The ideal storage temperature for potatoes is 40ºF, which is on the warm end of most home refrigerators, and they don’t like light, which can cause them to turn green. Basements or cellars usually provide perfect potato-storage conditions that will keep them from rotting for between 2 and 4 months. Keep them away from onions and apples, wherever you store them, as both emit gases that speed up the ripening process.
Bonus tip: Sweet potatoes don’t last very long in storage, so eat those within a week of purchase.
Garden Geek: 7 Ways to Plant Potatoes
Winter radishes, like the daikon variety you might see at grocery stores, are much more pungent than the red varieties you get on spring salads, so don’t load up on too many if you’re looking for a healthy supply of fresh veggies.
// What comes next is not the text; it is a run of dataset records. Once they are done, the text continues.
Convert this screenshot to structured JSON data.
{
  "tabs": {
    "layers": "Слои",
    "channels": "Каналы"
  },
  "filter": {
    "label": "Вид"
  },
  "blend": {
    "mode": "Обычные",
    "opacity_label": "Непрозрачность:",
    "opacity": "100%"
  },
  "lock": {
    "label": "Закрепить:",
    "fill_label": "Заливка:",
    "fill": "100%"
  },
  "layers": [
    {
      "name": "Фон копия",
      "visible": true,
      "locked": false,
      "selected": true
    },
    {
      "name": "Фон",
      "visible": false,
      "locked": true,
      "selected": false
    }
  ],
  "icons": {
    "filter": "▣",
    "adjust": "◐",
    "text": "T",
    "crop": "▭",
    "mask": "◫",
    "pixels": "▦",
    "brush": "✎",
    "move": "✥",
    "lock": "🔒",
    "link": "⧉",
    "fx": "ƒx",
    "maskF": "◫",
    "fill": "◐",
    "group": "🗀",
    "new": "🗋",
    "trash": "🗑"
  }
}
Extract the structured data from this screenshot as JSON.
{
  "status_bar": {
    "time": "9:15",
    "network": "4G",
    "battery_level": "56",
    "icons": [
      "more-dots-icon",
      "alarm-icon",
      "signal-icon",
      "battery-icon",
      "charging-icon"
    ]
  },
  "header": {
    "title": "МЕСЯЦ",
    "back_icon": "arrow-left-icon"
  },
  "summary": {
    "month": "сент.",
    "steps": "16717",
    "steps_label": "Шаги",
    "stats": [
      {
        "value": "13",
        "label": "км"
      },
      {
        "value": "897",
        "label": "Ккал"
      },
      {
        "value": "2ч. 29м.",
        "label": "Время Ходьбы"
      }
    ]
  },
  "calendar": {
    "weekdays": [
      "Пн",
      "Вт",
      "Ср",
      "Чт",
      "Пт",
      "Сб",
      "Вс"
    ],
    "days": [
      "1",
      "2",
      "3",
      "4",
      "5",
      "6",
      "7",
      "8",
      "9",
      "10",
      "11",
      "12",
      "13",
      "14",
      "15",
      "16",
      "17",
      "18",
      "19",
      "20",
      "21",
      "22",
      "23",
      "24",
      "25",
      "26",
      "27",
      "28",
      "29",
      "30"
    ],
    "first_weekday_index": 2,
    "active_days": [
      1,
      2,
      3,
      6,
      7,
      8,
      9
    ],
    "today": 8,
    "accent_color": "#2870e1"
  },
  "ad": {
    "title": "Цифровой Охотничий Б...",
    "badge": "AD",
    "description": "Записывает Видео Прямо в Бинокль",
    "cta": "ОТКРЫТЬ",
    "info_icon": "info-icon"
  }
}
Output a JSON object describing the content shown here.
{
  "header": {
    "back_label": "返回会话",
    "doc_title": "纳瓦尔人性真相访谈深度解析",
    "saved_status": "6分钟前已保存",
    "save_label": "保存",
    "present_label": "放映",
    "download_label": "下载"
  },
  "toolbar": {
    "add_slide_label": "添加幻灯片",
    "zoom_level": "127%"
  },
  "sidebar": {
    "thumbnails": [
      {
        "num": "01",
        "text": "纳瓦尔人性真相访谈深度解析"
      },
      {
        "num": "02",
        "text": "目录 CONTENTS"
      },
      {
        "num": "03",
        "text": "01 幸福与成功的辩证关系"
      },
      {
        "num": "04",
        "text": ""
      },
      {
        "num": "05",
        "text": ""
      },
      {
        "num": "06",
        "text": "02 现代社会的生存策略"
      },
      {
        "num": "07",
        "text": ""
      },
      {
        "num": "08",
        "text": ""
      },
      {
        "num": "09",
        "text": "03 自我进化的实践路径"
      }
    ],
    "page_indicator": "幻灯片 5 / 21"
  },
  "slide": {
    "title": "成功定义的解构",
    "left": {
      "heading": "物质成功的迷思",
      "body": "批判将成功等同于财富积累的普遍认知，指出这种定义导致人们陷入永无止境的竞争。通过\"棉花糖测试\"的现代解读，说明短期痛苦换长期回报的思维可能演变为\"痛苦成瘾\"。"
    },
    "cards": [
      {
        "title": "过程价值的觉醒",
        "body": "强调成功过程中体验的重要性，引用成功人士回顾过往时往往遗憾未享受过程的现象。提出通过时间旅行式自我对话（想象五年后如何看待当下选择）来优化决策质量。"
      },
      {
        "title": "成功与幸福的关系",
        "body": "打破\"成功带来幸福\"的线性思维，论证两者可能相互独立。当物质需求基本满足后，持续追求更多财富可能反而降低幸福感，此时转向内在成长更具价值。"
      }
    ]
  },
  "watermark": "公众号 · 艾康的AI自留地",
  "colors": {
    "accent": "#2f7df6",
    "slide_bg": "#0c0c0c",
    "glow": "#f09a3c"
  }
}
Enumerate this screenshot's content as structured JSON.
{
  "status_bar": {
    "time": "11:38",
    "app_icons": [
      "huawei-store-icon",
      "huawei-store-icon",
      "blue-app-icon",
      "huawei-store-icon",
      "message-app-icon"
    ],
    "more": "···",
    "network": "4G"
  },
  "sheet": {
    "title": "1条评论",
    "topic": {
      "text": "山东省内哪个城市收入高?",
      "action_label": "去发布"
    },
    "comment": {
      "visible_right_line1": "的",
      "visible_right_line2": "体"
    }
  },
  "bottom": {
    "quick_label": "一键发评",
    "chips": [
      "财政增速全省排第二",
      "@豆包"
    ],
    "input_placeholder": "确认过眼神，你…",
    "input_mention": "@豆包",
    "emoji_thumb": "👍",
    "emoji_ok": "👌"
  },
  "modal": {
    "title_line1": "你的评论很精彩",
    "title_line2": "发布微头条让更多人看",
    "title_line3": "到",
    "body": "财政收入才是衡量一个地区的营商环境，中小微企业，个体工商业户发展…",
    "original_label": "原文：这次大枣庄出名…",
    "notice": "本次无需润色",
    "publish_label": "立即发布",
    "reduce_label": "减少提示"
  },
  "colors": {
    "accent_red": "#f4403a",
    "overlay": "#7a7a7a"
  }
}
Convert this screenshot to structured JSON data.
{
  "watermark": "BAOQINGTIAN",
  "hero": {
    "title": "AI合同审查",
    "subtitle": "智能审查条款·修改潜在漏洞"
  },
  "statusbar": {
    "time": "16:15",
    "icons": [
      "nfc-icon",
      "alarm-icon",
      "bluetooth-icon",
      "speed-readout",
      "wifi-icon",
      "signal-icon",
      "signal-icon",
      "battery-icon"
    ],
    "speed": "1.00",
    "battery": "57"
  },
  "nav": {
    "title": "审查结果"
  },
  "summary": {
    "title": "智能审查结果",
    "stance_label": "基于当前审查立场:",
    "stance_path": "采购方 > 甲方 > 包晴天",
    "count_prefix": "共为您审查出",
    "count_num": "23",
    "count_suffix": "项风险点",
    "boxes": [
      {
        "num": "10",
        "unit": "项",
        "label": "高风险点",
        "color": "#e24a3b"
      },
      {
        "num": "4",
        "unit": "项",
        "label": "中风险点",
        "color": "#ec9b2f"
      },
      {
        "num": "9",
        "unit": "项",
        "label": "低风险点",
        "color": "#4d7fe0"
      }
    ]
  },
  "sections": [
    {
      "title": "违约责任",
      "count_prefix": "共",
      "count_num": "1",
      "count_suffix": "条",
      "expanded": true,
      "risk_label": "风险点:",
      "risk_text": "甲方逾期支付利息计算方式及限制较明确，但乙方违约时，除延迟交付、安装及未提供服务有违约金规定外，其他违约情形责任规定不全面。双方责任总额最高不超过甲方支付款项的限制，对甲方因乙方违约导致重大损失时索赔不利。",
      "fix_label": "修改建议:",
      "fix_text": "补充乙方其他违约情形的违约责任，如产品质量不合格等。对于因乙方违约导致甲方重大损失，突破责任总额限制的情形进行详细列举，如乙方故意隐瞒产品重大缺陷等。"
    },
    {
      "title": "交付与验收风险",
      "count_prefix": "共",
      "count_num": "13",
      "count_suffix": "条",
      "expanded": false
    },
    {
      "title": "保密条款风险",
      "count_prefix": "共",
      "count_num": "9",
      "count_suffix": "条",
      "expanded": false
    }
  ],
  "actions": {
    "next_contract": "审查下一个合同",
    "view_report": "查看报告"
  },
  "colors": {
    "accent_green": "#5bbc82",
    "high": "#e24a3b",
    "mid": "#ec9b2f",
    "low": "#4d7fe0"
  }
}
Store them as you would carrots, with their greens removed and in a plastic bag accompanied by a paper towel to absorb moisture. They’ll last for up to a month.
Learn More: The New Status of the Radish
Pumpkins, butternut squash, and other varieties of hearty winter squash will last between 2 and 6 months if kept in a dark cabinet. Keep all your squash in a single layer in your cabinet so air can circulate around them.
Rutabagas are great sources of vitamins A and C, potassium, and fiber, and the fact that they can last up to a month in your refrigerator makes them good candidates for stocking up. Store them as you would celeriac, wrapped in plastic on a low shelf in your fridge.
When all else fails, head to the frozen-foods aisle. Because they are frozen within hours of being picked, frozen vegetables can be even healthier than fresh versions of spinach, asparagus, peas, and other veggies that don’t last very long in storage. And you never have to worry about them going bad!
Just in time for Valentine’s Day!
Five Scientific Facts on How Chocolate Is Good For You
Valentine’s Day is right around the corner. Whether you’re spending Valentine’s with a special someone or you’re stuck celebrating “Singles Awareness Day,” we put together a list of five fascinating chemical facts about why chocolate, in moderation, may be good for you.
The video explains how a bar of chocolate contains hundreds of compounds, many with beneficial properties. Among the video’s “sweet” facts:
•Chocolate may improve your mood, and not just because of its delicious flavor. Chocolate contains a number of chemicals that inhibit the breakdown of the neurotransmitter anandamide — sometimes called “the molecule of bliss” — which can block feelings of pain and depression.
•According to an article from the Journal of Agricultural and Food Chemistry, the naturally occurring polyphenols in cocoa ― the key ingredient in chocolate ― boost levels of HDL, commonly known as the “good cholesterol.”
Video by Kirk Zamieroski
Produced by the American Chemical Society